But it’s almost like a muscle that you don’t exercise, it will attribute that teamwork and collaboration between departments will atrophy unless there’s some incentive and feedback loops in both directions. If you over forecast, then is there some penalty or what happens to the group that is that needs to hit a stretch goal, maybe they weren’t comfortable with, maybe they never signed off on the forecast. So, I think there are a lot of different scenarios that can happen, but communication and collaborative planning is is really at the root of why some of these challenges happen.

Yeah, and Rick, I would say, in particular, this is a challenge for brands with seasonal products. Right? Everything gets more acute with seasonal because with seasonal products, you know, it’s almost like you order bananas, and those bananas are going to be rotten in a week.

So, if you miss your windows, and you saw a lot of this happen in the last six months in retail where all these you know, all this write-down and it doesn’t even have to be seasonal products. It can be products that the economic environment changes. What happened in retail recently, economic environment changes, consumers are witnessing inflation, they’re spending a lot on non-discretionary items like groceries and stuff for their kids and back to school and all these things. Meanwhile, all the discretionary stuff that retailers bought that people thought they were going to buy, we’re, hey, it’s summer, people are going on trips, and they’re going to spend on a new wardrobe, and none of that’s happening. And so, retailers are left with a lot of oversupply that they need to mark down. And again, some of it is not necessarily their fault, and in some sense, but it’s, it’s a problem of oversupply in the consumer situation.
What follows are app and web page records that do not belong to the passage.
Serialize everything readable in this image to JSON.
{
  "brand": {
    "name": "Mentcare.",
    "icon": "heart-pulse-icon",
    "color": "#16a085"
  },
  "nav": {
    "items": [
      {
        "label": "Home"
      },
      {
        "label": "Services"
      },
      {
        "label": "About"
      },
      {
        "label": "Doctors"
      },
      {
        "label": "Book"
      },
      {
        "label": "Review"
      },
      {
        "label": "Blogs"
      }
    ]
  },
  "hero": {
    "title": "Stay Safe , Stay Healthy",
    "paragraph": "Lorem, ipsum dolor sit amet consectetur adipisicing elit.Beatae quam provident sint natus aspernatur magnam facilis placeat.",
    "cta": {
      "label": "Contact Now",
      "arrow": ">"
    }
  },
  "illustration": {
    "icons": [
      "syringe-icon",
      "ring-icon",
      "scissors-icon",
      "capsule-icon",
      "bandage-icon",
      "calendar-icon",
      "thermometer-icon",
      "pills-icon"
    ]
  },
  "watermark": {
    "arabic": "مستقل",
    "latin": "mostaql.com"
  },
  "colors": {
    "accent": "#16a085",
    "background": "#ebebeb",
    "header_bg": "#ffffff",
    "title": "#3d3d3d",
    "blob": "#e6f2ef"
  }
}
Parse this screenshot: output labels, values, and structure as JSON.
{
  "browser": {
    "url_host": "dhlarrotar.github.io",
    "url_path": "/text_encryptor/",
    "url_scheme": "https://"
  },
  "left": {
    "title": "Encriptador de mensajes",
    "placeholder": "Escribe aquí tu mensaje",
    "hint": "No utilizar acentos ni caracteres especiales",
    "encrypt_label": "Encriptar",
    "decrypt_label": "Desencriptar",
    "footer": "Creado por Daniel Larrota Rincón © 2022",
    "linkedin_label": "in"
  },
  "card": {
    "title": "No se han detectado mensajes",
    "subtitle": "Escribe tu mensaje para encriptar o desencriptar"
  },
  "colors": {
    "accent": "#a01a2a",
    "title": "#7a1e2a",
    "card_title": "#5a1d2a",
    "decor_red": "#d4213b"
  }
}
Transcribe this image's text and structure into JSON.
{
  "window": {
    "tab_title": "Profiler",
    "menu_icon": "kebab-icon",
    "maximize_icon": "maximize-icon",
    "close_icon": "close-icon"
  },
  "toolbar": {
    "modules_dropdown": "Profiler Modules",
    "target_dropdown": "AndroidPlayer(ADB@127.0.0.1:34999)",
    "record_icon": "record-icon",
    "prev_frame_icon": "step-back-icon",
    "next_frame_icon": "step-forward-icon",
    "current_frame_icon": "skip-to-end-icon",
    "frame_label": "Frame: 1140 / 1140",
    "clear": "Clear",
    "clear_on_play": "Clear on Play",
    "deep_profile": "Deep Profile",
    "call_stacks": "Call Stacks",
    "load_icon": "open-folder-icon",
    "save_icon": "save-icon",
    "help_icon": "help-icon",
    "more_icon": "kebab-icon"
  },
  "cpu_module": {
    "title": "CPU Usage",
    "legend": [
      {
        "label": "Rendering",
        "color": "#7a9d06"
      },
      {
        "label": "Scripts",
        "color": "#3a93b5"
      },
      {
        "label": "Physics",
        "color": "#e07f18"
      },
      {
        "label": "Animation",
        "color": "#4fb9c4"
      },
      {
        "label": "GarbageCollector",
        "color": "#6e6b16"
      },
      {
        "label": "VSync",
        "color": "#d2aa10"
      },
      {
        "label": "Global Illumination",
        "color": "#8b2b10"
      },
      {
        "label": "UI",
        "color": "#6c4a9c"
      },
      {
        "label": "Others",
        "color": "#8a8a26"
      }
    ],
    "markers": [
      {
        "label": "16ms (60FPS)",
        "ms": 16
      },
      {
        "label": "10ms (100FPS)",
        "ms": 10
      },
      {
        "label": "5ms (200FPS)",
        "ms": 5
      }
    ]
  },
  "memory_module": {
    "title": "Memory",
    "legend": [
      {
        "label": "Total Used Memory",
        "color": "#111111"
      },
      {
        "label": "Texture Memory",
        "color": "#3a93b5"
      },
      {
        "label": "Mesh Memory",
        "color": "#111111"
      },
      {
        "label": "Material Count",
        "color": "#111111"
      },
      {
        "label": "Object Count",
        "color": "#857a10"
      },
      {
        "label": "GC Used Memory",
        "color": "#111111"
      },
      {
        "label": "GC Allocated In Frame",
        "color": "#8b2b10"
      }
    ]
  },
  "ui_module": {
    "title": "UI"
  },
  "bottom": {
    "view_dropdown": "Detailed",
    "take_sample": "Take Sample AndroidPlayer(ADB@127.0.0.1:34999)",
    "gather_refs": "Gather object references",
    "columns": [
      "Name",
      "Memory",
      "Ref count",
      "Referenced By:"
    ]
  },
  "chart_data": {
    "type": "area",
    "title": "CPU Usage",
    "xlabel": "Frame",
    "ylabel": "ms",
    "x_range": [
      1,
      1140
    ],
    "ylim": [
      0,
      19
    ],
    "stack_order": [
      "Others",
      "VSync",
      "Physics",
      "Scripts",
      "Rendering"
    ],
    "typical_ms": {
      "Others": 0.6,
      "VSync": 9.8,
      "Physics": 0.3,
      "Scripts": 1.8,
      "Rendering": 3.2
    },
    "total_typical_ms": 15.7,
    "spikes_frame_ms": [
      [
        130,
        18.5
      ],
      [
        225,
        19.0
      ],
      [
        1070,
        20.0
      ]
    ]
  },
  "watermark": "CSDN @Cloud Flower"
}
Well, we are just at the hour. I want to thank Roger, Paul, Kevin, and Rick for coming on to share some of your crazy manufacturing stories. This is a monthly show. Our next show will be on September 13th at 1 PM Eastern.

Join us to hear another group of panelists coming and talking about their manufacturing experiences.